Hannah and I have the amazing opportunity of teaching boys in all of our Star Stepper schools 6 days a week. Their energy, creativity, physical ability bring an exciting dynamic to the class and every single one of them are keen and eager to learn new dance skills, to sing and to act. Our team of teachers work hard to ensure Star Stepper classes meet the demands of the mixed gender learner groups and we can confidently say that the boys and girls thrive from learning from each other, form confident friendships and we believe they gain a higher learning and social experience.

Sometimes dance isn’t even considered for boys and is seen as a hobby for girls. However dance requires stamina, strength, agility, coordination, flexibility, agility, discipline and focus, the same skills required to perform well on the football pitch and there are many famous footballers who use ballet and dance to support their training and attribute ballet to their success on the pitch. Rio Ferdinand started out at ballet school! Each week the boys at Star Steppers develop these skills through learning technical dance skills, dance routines and choreographing their own dances. The boys at Star Steppers love to be creative and we encourage this, as it gives opportunity for them to develop their artistic skills and gain confidence in self-expression and communication.

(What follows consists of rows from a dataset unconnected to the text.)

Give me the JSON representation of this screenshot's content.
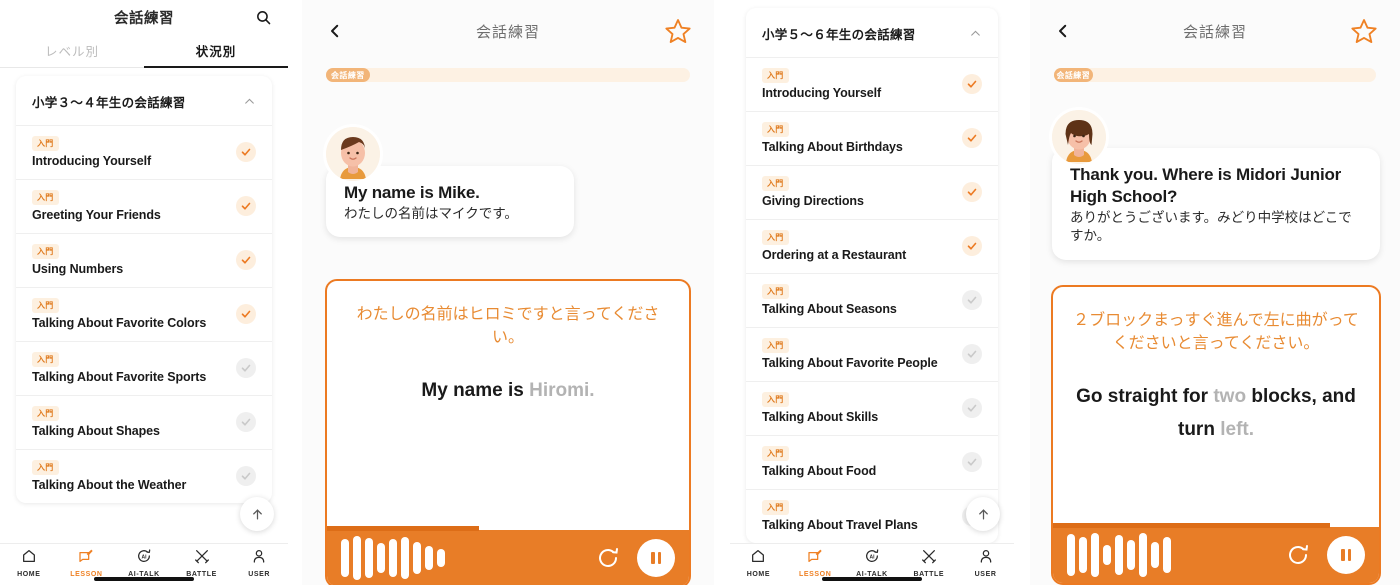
{
  "app": {
    "accent": "#ef8124",
    "accent_dark": "#e87d27",
    "badge_bg": "#fdf0e0",
    "badge_fg": "#e07b1f"
  },
  "panel1": {
    "header": {
      "title": "会話練習",
      "search_icon": "search-icon"
    },
    "tabs": [
      {
        "label": "レベル別",
        "active": false
      },
      {
        "label": "状況別",
        "active": true
      }
    ],
    "group": {
      "title": "小学３～４年生の会話練習",
      "chevron": "chevron-up-icon",
      "lessons": [
        {
          "badge": "入門",
          "name": "Introducing Yourself",
          "done": true
        },
        {
          "badge": "入門",
          "name": "Greeting Your Friends",
          "done": true
        },
        {
          "badge": "入門",
          "name": "Using Numbers",
          "done": true
        },
        {
          "badge": "入門",
          "name": "Talking About Favorite Colors",
          "done": true
        },
        {
          "badge": "入門",
          "name": "Talking About Favorite Sports",
          "done": false
        },
        {
          "badge": "入門",
          "name": "Talking About Shapes",
          "done": false
        },
        {
          "badge": "入門",
          "name": "Talking About the Weather",
          "done": false
        }
      ]
    },
    "scroll_top_icon": "arrow-up-icon"
  },
  "panel2": {
    "header": {
      "title": "会話練習",
      "back_icon": "chevron-left-icon",
      "favorite_icon": "star-outline-icon"
    },
    "progress": {
      "label": "会話練習",
      "percent": 12
    },
    "message": {
      "avatar": "avatar-mike",
      "english": "My name is Mike.",
      "japanese": "わたしの名前はマイクです。"
    },
    "answer": {
      "prompt_ja": "わたしの名前はヒロミですと言ってください。",
      "answer_prefix": "My name is ",
      "answer_blank": "Hiromi.",
      "player": {
        "progress_percent": 42,
        "replay_icon": "replay-icon",
        "pause_icon": "pause-icon",
        "waveform": [
          38,
          44,
          40,
          30,
          38,
          42,
          32,
          24,
          18
        ]
      }
    }
  },
  "panel3": {
    "group": {
      "title": "小学５～６年生の会話練習",
      "chevron": "chevron-up-icon",
      "lessons": [
        {
          "badge": "入門",
          "name": "Introducing Yourself",
          "done": true
        },
        {
          "badge": "入門",
          "name": "Talking About Birthdays",
          "done": true
        },
        {
          "badge": "入門",
          "name": "Giving Directions",
          "done": true
        },
        {
          "badge": "入門",
          "name": "Ordering at a Restaurant",
          "done": true
        },
        {
          "badge": "入門",
          "name": "Talking About Seasons",
          "done": false
        },
        {
          "badge": "入門",
          "name": "Talking About Favorite People",
          "done": false
        },
        {
          "badge": "入門",
          "name": "Talking About Skills",
          "done": false
        },
        {
          "badge": "入門",
          "name": "Talking About Food",
          "done": false
        },
        {
          "badge": "入門",
          "name": "Talking About Travel Plans",
          "done": false
        }
      ]
    },
    "scroll_top_icon": "arrow-up-icon"
  },
  "panel4": {
    "header": {
      "title": "会話練習",
      "back_icon": "chevron-left-icon",
      "favorite_icon": "star-outline-icon"
    },
    "progress": {
      "label": "会話練習",
      "percent": 10
    },
    "message": {
      "avatar": "avatar-midori",
      "english": "Thank you. Where is Midori Junior High School?",
      "japanese": "ありがとうございます。みどり中学校はどこですか。"
    },
    "answer": {
      "prompt_ja": "２ブロックまっすぐ進んで左に曲がってくださいと言ってください。",
      "answer_line1_a": "Go straight for ",
      "answer_line1_blank": "two",
      "answer_line1_b": " blocks, and",
      "answer_line2_a": "turn ",
      "answer_line2_blank": "left.",
      "player": {
        "progress_percent": 85,
        "replay_icon": "replay-icon",
        "pause_icon": "pause-icon",
        "waveform": [
          42,
          36,
          44,
          20,
          40,
          30,
          44,
          26,
          36
        ]
      }
    }
  },
  "bottom_nav": {
    "items": [
      {
        "label": "HOME",
        "icon": "home-icon",
        "active": false
      },
      {
        "label": "LESSON",
        "icon": "lesson-icon",
        "active": true
      },
      {
        "label": "AI-TALK",
        "icon": "ai-talk-icon",
        "active": false
      },
      {
        "label": "BATTLE",
        "icon": "battle-swords-icon",
        "active": false
      },
      {
        "label": "USER",
        "icon": "user-icon",
        "active": false
      }
    ]
  }
}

The boys that attend Star Steppers have done so for a long time and are truly committed and I believe this is because our philosophy at Star Steppers is to engage, nurture, inspire, develop and ensure equality.

One of my favourite quotes is by Ashley Page, the male Artistic Director of Scottish Ballet ‘Dance is capable of transcending perceived barriers and enriches the lives of so many others.’ And I do believe Star Steppers has given a positive dance experience to the boys who attend our classes and I am sure they will go on to share their love of dance and performance with others and will spread the word that ‘boys can dance too.’